But Google remains the Goliath of the $12 billion Internet search business and is likely to stay there for some time.
In a deal with Yahoo, Bing will soon become its search provider, gobbling up a huge chunk of Web traffic in one bite. In exchange for letting Microsoft handle Yahoo searches, Yahoo will get 88 percent of the search-generated ad revenue from its sites in the first five years of the 10-year pact.
That could bring in as much as $500 million to the pioneering Internet company that in recent years has been struggling to reposition itself and hand Microsoft Yahoo’s 20 percent share of Internet search traffic. Still, the combination of Yahoo (the No. 2 search engine) and Microsoft (No. 3 with 8.4 percent) is a long way from reversing Google’s 65 percent share.

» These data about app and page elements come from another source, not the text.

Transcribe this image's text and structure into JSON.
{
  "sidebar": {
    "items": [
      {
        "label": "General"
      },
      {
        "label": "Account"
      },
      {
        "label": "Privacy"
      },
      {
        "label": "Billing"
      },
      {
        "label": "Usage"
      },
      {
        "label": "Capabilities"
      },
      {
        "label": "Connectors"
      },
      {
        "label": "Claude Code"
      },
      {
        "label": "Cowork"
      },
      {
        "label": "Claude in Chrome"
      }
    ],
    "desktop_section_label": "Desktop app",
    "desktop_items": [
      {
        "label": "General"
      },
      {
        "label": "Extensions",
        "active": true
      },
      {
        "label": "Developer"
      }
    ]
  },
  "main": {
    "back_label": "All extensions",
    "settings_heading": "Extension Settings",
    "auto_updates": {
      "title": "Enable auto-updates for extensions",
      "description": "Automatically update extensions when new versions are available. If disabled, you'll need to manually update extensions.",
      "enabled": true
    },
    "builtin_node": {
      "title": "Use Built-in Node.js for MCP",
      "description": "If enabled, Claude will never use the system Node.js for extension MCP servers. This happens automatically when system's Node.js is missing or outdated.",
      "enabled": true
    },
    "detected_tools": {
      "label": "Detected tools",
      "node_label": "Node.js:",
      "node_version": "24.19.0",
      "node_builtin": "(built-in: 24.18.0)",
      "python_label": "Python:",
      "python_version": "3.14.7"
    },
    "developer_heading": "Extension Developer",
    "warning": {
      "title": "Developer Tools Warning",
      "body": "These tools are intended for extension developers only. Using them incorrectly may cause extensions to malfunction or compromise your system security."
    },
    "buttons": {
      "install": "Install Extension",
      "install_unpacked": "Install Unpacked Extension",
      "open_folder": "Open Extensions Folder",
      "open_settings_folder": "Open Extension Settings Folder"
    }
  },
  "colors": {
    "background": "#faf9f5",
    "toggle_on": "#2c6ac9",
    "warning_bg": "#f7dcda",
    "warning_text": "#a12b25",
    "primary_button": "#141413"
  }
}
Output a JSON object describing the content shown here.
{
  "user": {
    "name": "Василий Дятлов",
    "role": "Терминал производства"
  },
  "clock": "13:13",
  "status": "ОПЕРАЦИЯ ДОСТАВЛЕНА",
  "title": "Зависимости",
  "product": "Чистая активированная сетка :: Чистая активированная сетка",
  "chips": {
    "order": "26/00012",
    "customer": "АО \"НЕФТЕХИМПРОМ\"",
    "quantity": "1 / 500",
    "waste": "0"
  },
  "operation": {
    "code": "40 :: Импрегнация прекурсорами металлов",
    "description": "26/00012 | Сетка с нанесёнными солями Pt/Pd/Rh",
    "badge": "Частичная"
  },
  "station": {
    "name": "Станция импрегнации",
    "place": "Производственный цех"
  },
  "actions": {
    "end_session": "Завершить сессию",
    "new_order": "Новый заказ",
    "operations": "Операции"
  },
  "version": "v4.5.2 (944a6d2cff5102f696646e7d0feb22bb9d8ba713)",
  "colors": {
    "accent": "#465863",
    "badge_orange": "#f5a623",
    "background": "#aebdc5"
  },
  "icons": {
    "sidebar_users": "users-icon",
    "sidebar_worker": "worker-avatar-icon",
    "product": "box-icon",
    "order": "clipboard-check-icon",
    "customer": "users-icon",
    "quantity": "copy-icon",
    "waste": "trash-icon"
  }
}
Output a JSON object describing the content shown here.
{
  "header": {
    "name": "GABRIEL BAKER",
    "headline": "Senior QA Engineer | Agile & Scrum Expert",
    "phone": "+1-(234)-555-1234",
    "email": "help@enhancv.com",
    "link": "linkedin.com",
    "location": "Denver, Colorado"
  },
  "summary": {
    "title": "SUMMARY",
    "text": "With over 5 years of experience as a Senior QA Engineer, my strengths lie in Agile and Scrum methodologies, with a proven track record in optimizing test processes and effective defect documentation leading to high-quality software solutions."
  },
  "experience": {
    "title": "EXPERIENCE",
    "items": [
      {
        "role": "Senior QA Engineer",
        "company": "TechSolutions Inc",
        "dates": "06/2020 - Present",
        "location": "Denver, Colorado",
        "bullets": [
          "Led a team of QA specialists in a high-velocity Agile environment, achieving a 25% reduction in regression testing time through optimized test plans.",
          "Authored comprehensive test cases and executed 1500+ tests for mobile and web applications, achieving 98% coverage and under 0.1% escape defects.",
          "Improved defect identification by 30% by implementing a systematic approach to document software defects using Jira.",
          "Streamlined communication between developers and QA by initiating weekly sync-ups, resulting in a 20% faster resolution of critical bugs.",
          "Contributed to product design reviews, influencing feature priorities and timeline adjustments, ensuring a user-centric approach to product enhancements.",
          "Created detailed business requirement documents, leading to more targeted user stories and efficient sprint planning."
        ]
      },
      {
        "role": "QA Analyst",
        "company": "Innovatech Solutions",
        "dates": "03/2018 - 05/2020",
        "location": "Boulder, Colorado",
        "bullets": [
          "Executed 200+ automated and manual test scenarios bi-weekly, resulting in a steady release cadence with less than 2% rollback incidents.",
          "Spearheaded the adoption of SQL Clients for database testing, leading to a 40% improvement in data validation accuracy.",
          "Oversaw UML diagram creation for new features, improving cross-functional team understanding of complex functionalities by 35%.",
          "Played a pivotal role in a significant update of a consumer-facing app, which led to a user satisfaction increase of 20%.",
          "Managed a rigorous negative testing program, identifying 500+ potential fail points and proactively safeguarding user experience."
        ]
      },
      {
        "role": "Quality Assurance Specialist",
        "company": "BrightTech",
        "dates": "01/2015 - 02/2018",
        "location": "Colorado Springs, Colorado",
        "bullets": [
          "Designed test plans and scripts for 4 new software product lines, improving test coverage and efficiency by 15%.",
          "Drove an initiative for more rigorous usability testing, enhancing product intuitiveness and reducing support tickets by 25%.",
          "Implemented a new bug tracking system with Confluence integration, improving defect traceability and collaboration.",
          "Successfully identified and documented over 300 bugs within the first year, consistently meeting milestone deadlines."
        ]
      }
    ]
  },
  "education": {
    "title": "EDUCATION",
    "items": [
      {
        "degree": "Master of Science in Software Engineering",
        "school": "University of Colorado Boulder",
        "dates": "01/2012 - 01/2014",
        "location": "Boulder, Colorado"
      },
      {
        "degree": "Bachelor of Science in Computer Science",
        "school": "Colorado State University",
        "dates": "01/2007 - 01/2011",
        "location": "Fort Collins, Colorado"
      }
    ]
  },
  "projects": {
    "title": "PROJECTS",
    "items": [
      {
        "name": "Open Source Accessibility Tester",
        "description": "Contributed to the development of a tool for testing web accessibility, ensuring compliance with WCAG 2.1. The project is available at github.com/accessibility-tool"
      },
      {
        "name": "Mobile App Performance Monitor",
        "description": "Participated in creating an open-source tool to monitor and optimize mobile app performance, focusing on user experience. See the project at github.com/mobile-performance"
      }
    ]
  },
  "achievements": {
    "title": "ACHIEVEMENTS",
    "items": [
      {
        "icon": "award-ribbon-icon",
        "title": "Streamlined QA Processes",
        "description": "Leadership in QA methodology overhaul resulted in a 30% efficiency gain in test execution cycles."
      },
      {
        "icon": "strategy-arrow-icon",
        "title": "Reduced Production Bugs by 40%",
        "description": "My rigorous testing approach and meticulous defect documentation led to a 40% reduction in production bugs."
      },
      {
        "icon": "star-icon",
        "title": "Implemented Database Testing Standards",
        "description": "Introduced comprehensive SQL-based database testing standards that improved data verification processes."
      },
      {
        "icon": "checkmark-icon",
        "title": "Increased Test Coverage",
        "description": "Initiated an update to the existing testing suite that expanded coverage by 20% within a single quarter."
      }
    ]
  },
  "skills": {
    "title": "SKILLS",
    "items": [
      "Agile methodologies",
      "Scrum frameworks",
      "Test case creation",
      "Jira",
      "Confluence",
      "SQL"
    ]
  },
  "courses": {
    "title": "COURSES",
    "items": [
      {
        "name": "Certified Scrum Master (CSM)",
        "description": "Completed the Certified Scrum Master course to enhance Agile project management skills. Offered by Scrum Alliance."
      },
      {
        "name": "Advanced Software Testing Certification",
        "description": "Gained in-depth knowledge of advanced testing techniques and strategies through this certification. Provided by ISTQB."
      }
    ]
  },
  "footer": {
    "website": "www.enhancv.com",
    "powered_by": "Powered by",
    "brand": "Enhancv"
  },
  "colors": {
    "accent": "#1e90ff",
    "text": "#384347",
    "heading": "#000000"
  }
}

The deal promises to be a boon for both companies (if it’s approved by federal regulators) as Microsoft wants to pry Internet users away from Google, and Yahoo is interested in focusing on building up its media sites from finance to sports. But so far Microsoft appears to be coming out ahead of this deal connecting Silicon Valley with Redmond, Wash.
While Yahoo Chief Executive Carol Bartz said the pact promises a “boatload of cash,” it saw shares drop 8 percent on news of the partnership. Meanwhile, software giant Microsoft saw a slight uptick in the price of its stock.